After a four year absence, Matt Sharp returns to the music world as a solo artist, emerging with a sparse, acoustic four song EP titled, Puckett's Versus The Country Boy. Hidden away in a small house deep in the countryside of Leipers Fork, TN Matt removed himself to do some thinking, writing and recording for what has evolved into the EP and soon to follow debut solo album.
The sound of his solo work is a big departure from what he is most well known for. The enigmatic front man for The Rentals (Maverick Records) released the seminal lo-fi new wave album Return of The Rentals in 1995, which featured the modern rock radio smash, "Friends Of P." and the critically acclaimed cult-classic Seven More Minutes. The sophomore effort was a glamorous affair of epic ballads and hedonistic celebrations, written and recorded in Barcelona and London, respectively. These were collaborations with some of Europe's most well known artists, such as Damon Albarn (Blur), Tim Wheeler (Ash), and countless others from Brit pop's royalty. The record was completed in a whirlwind of travel and emotion, bouncing from continent to continent in the haze of a passionate scene.
"at that time, I thought I had all the answers, trying to create a tower of song, monuments of sound, with very dense arrangements, a billion tracks of synthesizers, a zillion layers of female harmonies, all to celebrate this friend of mine and to let her know she meant the world to me, but somehow in the midst of all that production and chaos my message got lost in the machine"- Matt Sharp (2003)
Gone are the moog synthesizers, female harmonies and coke-bottle glasses.
The new music unfolds like a late night conversation with a long lost friend.
Central to his musical life now are his two main collaborators, Greg Brown (not to be confused with the folk singer of the same name) and ambient artist Josh Hager. Josh sets the tone of the new material with ghostly sounds that lay under the record's sparse arrangements, giving the music it's contemplative and almost haunting mood. Greg Brown's guitar brings to the record a rustic melodic sense with an authentic American voice.
Beyond that, Matt is probably best remembered as the charismatic founding member of WEEZER (whose bass playing was their heart and falsetto vocals their soul) in 1992. Living through the pandemonium and geek sheek phenomena that was the Blue Album (over 4 million copies sold in the U.S. alone), and one of the most influential, landmark records of the last decade, 1997's Pinkerton (rated number 16 by readers of Rolling Stone in a list of the greatest rock-n-roll records of all time), Matt and the group quietly parted ways sometime in 1998. Leaving the pop life behind, Matt found himself hold up in a small country house, far away from outside influences, without television or radio. The wide open fields of the Tennessee landscape serve as back drop for songs like "Goodbye West Coast", in which the author sings of returning home to visit his best friend's grave. The spiritual tone of lap steel, piano and acoustic guitar echo around the private words that read like a diary. The lyrics, instead of presuming to know all the answers, start to ask a lot of questions that get a dialog rolling.

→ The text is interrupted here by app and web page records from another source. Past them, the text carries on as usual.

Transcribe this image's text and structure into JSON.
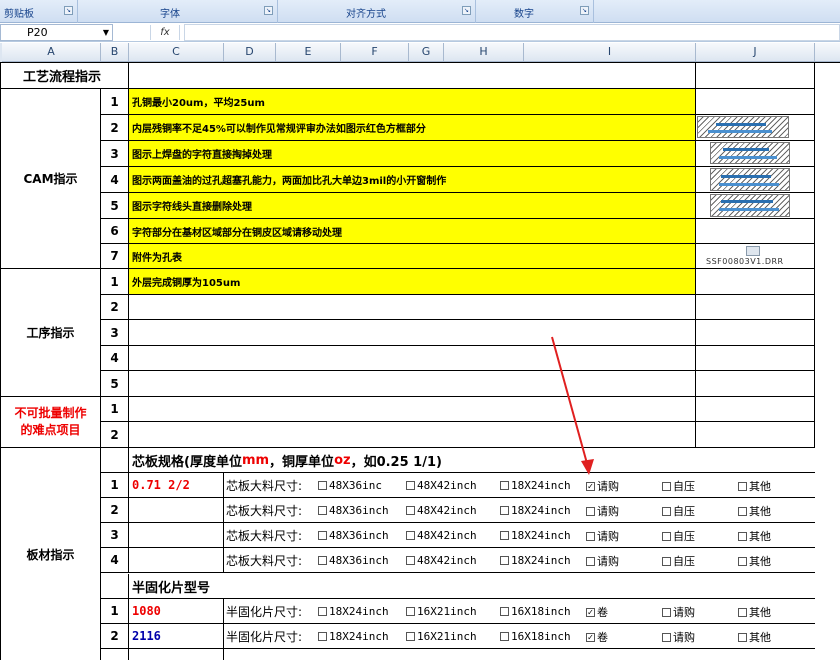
{
  "ribbon": {
    "groups": [
      {
        "label": "剪贴板"
      },
      {
        "label": "字体"
      },
      {
        "label": "对齐方式"
      },
      {
        "label": "数字"
      }
    ]
  },
  "formula_bar": {
    "name_box": "P20",
    "fx_label": "fx",
    "value": ""
  },
  "columns": [
    "A",
    "B",
    "C",
    "D",
    "E",
    "F",
    "G",
    "H",
    "I",
    "J"
  ],
  "sheet": {
    "title": "工艺流程指示",
    "cam": {
      "label": "CAM指示",
      "rows": [
        {
          "n": "1",
          "text": "孔铜最小20um，平均25um"
        },
        {
          "n": "2",
          "text": "内层残铜率不足45%可以制作见常规评审办法如图示红色方框部分"
        },
        {
          "n": "3",
          "text": "图示上焊盘的字符直接掏掉处理"
        },
        {
          "n": "4",
          "text": "图示两面盖油的过孔超塞孔能力，两面加比孔大单边3mil的小开窗制作"
        },
        {
          "n": "5",
          "text": "图示字符线头直接删除处理"
        },
        {
          "n": "6",
          "text": "字符部分在基材区域部分在铜皮区域请移动处理"
        },
        {
          "n": "7",
          "text": "附件为孔表"
        }
      ],
      "attachment": "SSF00803V1.DRR"
    },
    "process": {
      "label": "工序指示",
      "rows": [
        {
          "n": "1",
          "text": "外层完成铜厚为105um"
        },
        {
          "n": "2",
          "text": ""
        },
        {
          "n": "3",
          "text": ""
        },
        {
          "n": "4",
          "text": ""
        },
        {
          "n": "5",
          "text": ""
        }
      ]
    },
    "difficult": {
      "label_line1": "不可批量制作",
      "label_line2": "的难点项目",
      "rows": [
        {
          "n": "1"
        },
        {
          "n": "2"
        }
      ]
    },
    "material": {
      "label": "板材指示",
      "core_header": {
        "pre": "芯板规格(厚度单位",
        "u1": "mm",
        "mid": "，铜厚单位",
        "u2": "oz",
        "post": "，如0.25 1/1)"
      },
      "core_rows": [
        {
          "n": "1",
          "spec": "0.71 2/2",
          "label": "芯板大料尺寸:",
          "o1": "48X36inc",
          "o2": "48X42inch",
          "o3": "18X24inch",
          "o4": "请购",
          "o4_checked": "✓",
          "o5": "自压",
          "o6": "其他"
        },
        {
          "n": "2",
          "spec": "",
          "label": "芯板大料尺寸:",
          "o1": "48X36inch",
          "o2": "48X42inch",
          "o3": "18X24inch",
          "o4": "请购",
          "o4_checked": "",
          "o5": "自压",
          "o6": "其他"
        },
        {
          "n": "3",
          "spec": "",
          "label": "芯板大料尺寸:",
          "o1": "48X36inch",
          "o2": "48X42inch",
          "o3": "18X24inch",
          "o4": "请购",
          "o4_checked": "",
          "o5": "自压",
          "o6": "其他"
        },
        {
          "n": "4",
          "spec": "",
          "label": "芯板大料尺寸:",
          "o1": "48X36inch",
          "o2": "48X42inch",
          "o3": "18X24inch",
          "o4": "请购",
          "o4_checked": "",
          "o5": "自压",
          "o6": "其他"
        }
      ],
      "prepreg_header": "半固化片型号",
      "prepreg_rows": [
        {
          "n": "1",
          "type": "1080",
          "label": "半固化片尺寸:",
          "o1": "18X24inch",
          "o2": "16X21inch",
          "o3": "16X18inch",
          "o4": "卷",
          "o4_checked": "✓",
          "o5": "请购",
          "o6": "其他"
        },
        {
          "n": "2",
          "type": "2116",
          "label": "半固化片尺寸:",
          "o1": "18X24inch",
          "o2": "16X21inch",
          "o3": "16X18inch",
          "o4": "卷",
          "o4_checked": "✓",
          "o5": "请购",
          "o6": "其他"
        }
      ]
    }
  },
  "colors": {
    "highlight": "#ffff00",
    "annotation_arrow": "#e02020",
    "red_text": "#e00000",
    "blue_text": "#0000aa"
  }
}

Before the release of the record on the independent Portland label, Matt, Josh and Greg set out on the road to bring the music as directly and honestly as possible to their fans. Breaking down the barriers between performer and audience, Matt has asked everyone to bring a pillow and sit as close as possible with the band. Depending on the evening, the intimate shows can move from somber mood to light hearted storytelling.
The LA Weekly wrote: " Having just recorded an ambient eponymous solo album in the hermetic Leipers Fork, TN. The reclusive ex-WEEZER bassist and Rentals founder shines most brilliantly in the dark, just left of the spotlight. This is edgy songwriting from a wine flushed inner depth".
Time Out New York wrote: "As bassist and co-writer on WEEZER's first two albums, Matt Sharp supplied much of the vitality that made the group so refreshing. And as the frontman for the Rentals, he perfected the syn-thesis of crunchy pop melodies and mournful lyrics that were his previous band's stock and trade. Is it foolish to bemoan an artist's evolution ? Absolutely. As they've matured, many great pop craftsman - from Nick Lowe to Alex Chilton - have embraced a rootsier approach, sometimes with stellar results. Sharp has explained that he's merely trying to purify his work, citing The Rentals' lush production as an unnecessary barrier between songwriter and listener. Maybe, but what a wondrous barrier it was."